5 Reasons to Emphasize Career Development During Sequestration

By Jacob Flinck and Nicole Benn

February 25, 2013

Picture this.  You’re a Federal executive, responsible for an important mission critical program with national significance.  You have 500 employees that haven’t received a pay raise for three years. Frustrations are high and they are leaving in droves – 25 in the last six months alone. And now you’re under a hiring freeze.  When you think about your organization in a year or two, you can imagine a workforce below 400, with critical vacancies and skill gaps across the board impacting the ability to provide vital services to our Nation.  You don’t want to panic, but what other option do you have?

How about career development?  Career development is the intentional and deliberate process of growing your staff to support your business needs. When done well, it aligns individual career aspirations with the organization’s vision and mission and results in increased satisfaction, decreased turnover and higher productivity.  

Some say that in today’s budget environment, they can’t afford to train and develop employees. Though this might meet your short term budget needs, it undercuts your longer term human capital development needs. Career development can be a powerful – and affordable – way to engage your workforce and deliver results especially in tough times.  Consider these five reasons to develop your employees now:

1. Workforce planning. Having a strategic approach to career development allows organizations to identify and allocate resources according to an employee’s skills within their respective career path, while also planning for future organizational needs. In effect, this lets you be proactive in workforce planning through prescriptive career development maps that account for and are aligned with organizational needs.

2. Recruiting. Career development will not only help improve your current workforce, but will position you to attract top talent when the time comes to hire new employees.  Agencies with career development programs are more attractive to prospective employees because it sends a clear message that the organization is invested in them.  For example, based on our research, once job seekers became aware of an agency’s career development tools, they were more likely to identify the organization as forward thinking and results oriented. As a result, the awareness of an agency’s career development program led to a 30% increase in the applicant’s likelihood of applying for a job. Prospective applicants were also more likely to indicate that the organization cares about its employees and that the agency is a place to pursue a long-term career.

3. Engagement.
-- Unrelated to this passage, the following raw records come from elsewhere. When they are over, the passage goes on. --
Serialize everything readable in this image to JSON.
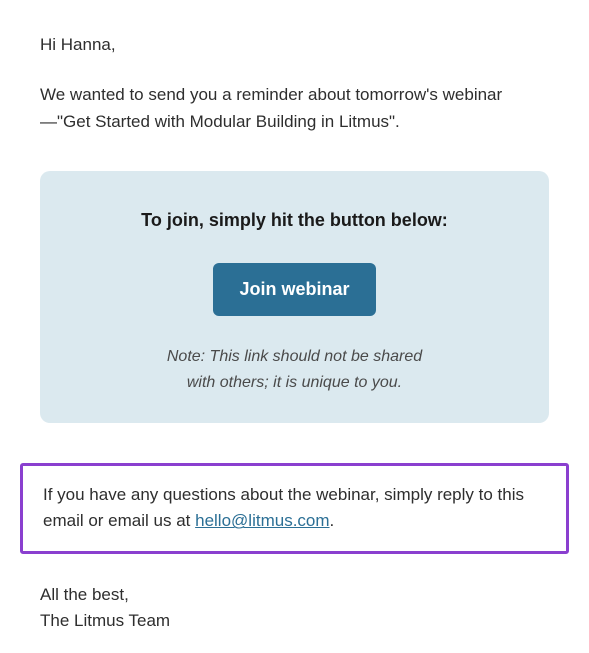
{
  "greeting": "Hi Hanna,",
  "intro": "We wanted to send you a reminder about tomorrow's webinar—\"Get Started with Modular Building in Litmus\".",
  "cta": {
    "heading": "To join, simply hit the button below:",
    "button_label": "Join webinar",
    "note_line1": "Note: This link should not be shared",
    "note_line2": "with others; it is unique to you."
  },
  "questions": {
    "text_before": "If you have any questions about the webinar, simply reply to this email or email us at ",
    "email": "hello@litmus.com",
    "text_after": "."
  },
  "signoff": {
    "line1": "All the best,",
    "line2": "The Litmus Team"
  }
}
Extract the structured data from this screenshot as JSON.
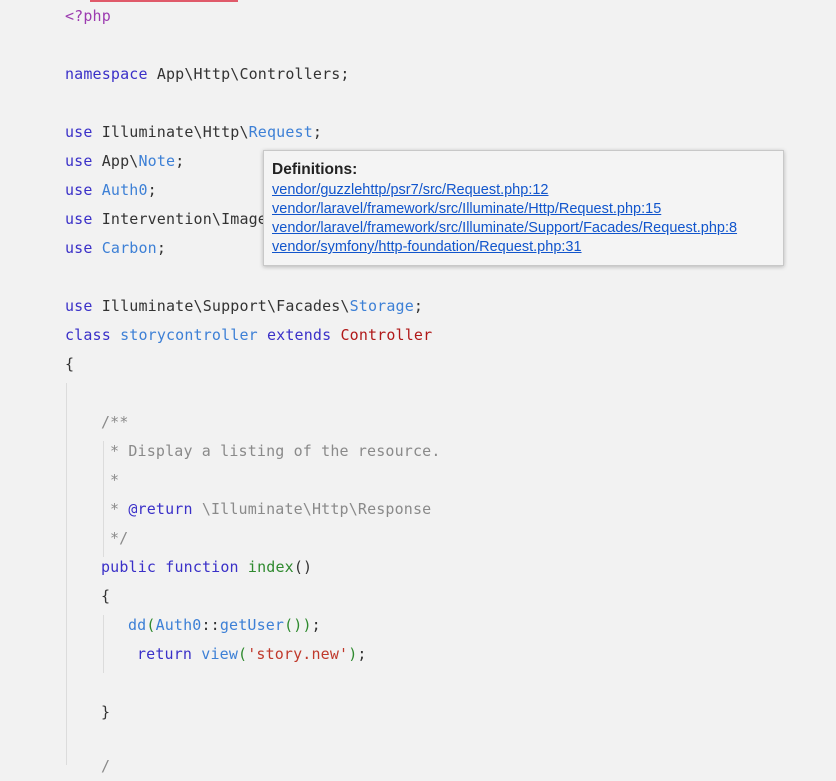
{
  "code": {
    "l1": {
      "php_tag": "<?php"
    },
    "l2": {
      "kw": "namespace",
      "rest": " App\\Http\\Controllers;"
    },
    "l3": {
      "kw": "use",
      "ns": " Illuminate\\Http\\",
      "cls": "Request",
      "end": ";"
    },
    "l4": {
      "kw": "use",
      "ns": " App\\",
      "cls": "Note",
      "end": ";"
    },
    "l5": {
      "kw": "use",
      "cls": "Auth0",
      "end": ";"
    },
    "l6": {
      "kw": "use",
      "rest": " Intervention\\Image"
    },
    "l7": {
      "kw": "use",
      "cls": "Carbon",
      "end": ";"
    },
    "l8": {
      "kw": "use",
      "ns": " Illuminate\\Support\\Facades\\",
      "cls": "Storage",
      "end": ";"
    },
    "l9": {
      "kw1": "class",
      "cls": "storycontroller",
      "kw2": "extends",
      "parent": "Controller"
    },
    "l10": {
      "brace": "{"
    },
    "l11": {
      "cmt": "/**"
    },
    "l12": {
      "cmt": "* Display a listing of the resource."
    },
    "l13": {
      "cmt": "*"
    },
    "l14": {
      "star": "* ",
      "tag": "@return",
      "cmt": " \\Illuminate\\Http\\Response"
    },
    "l15": {
      "cmt": "*/"
    },
    "l16": {
      "kw1": "public",
      "kw2": "function",
      "fn": "index",
      "paren": "()"
    },
    "l17": {
      "brace": "{"
    },
    "l18": {
      "fn": "dd",
      "p1": "(",
      "cls": "Auth0",
      "op": "::",
      "method": "getUser",
      "p2": "())",
      "end": ";"
    },
    "l19": {
      "kw": "return",
      "fn": "view",
      "p1": "(",
      "str": "'story.new'",
      "p2": ")",
      "end": ";"
    },
    "l20": {
      "brace": "}"
    },
    "l21": {
      "cmt": "/"
    }
  },
  "popup": {
    "title": "Definitions:",
    "links": [
      "vendor/guzzlehttp/psr7/src/Request.php:12",
      "vendor/laravel/framework/src/Illuminate/Http/Request.php:15",
      "vendor/laravel/framework/src/Illuminate/Support/Facades/Request.php:8",
      "vendor/symfony/http-foundation/Request.php:31"
    ]
  },
  "colors": {
    "keyword": "#3a30c8",
    "class": "#3d80d6",
    "php_tag": "#9c3bb0",
    "parent_class": "#b01818",
    "function": "#2f8a2f",
    "string": "#c0392b",
    "comment": "#8a8a8a",
    "link": "#1155cc",
    "background": "#f2f2f2"
  }
}
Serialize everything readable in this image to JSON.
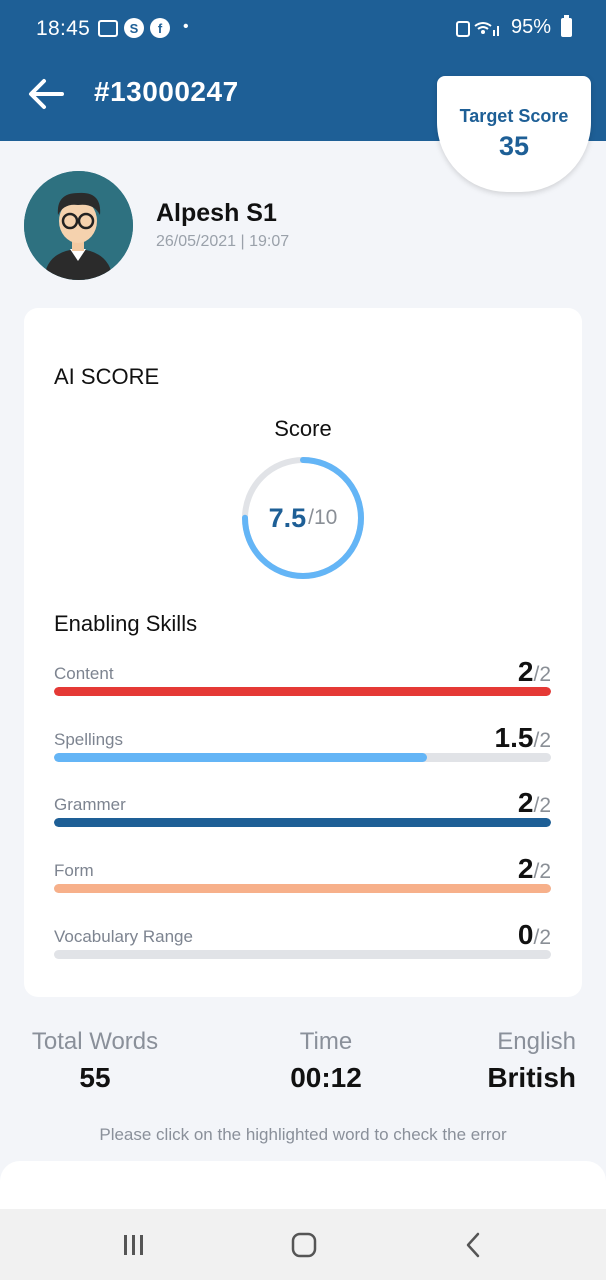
{
  "status_bar": {
    "time": "18:45",
    "battery": "95%",
    "icons": [
      "gallery-icon",
      "s-app-icon",
      "facebook-icon",
      "notification-dot"
    ]
  },
  "header": {
    "test_id": "#13000247",
    "target_score_label": "Target Score",
    "target_score_value": "35"
  },
  "profile": {
    "name": "Alpesh S1",
    "datetime": "26/05/2021 | 19:07"
  },
  "ai_score": {
    "title": "AI SCORE",
    "score_label": "Score",
    "score": "7.5",
    "max": "/10",
    "fraction": 0.75
  },
  "enabling_skills": {
    "title": "Enabling Skills",
    "items": [
      {
        "name": "Content",
        "score": "2",
        "max": "/2",
        "fraction": 1.0,
        "color": "#e53935"
      },
      {
        "name": "Spellings",
        "score": "1.5",
        "max": "/2",
        "fraction": 0.75,
        "color": "#64b5f6"
      },
      {
        "name": "Grammer",
        "score": "2",
        "max": "/2",
        "fraction": 1.0,
        "color": "#1e5f96"
      },
      {
        "name": "Form",
        "score": "2",
        "max": "/2",
        "fraction": 1.0,
        "color": "#f7b08a"
      },
      {
        "name": "Vocabulary Range",
        "score": "0",
        "max": "/2",
        "fraction": 0.0,
        "color": "#64b5f6"
      }
    ]
  },
  "stats": {
    "total_words_label": "Total Words",
    "total_words": "55",
    "time_label": "Time",
    "time": "00:12",
    "english_label": "English",
    "english": "British"
  },
  "hint": "Please click on the highlighted word to check the error",
  "colors": {
    "primary": "#1e5f96",
    "ring": "#64b5f6",
    "background": "#f3f5f9"
  }
}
Research tells us that investing in an employee’s career increases engagement and job satisfaction, which in turn has a direct link to better performance, higher productivity and reduced turnover.  Developing career paths and linking training to career development and organizational goals allows agency leaders to send a clear message that employees matter. Strategically aligned career development lets organizations benefit from employees’ higher competency and skill levels along with the resulting improved productivity across the organization.  What could be more important today than improved productivity?

4. Retention.  Years of studies have shown that employees stay in jobs that give them opportunities.  Organizations need to think about this and offer developmental opportunities that support career aspirations, give employees opportunities to develop their skills, and help them understand the path to other positions. Employees who don’t understand their career paths are less satisfied and more likely to leave. As most agencies know, turnover is incredibly costly. In difficult times, agencies need to do everything they can to retain employees!

5. It’s the law. A recent report issued by the U.S. Merit Systems Protection Board (MSPB), Managing Public Employees in the Public Interest: Employee Perspectives on Merit Principles in Federal Workplaces, documents the need for Federal agencies to improve their stewardship of the Federal workforce. The Report reminds us that  the Merit System Principles require not only the efficient and effective use of the Federal workforce but also that “employees should be provided effective education and training” to improve organizational and individual performance.

Strategic career development is an extremely effective tool for creating an efficient and effective workforce.  By aligning employees’ career goals with the organization’s mission, you can ensure your agency has a solid, high-performing workforce! 

Jacob Flinck and Nicole Benn are Senior Consultants specializing in career development and talent management at Federal Management Partners, Inc.

Image via IdeaStepConceptStock/Shutterstock.com

By Jacob Flinck and Nicole Benn

February 25, 2013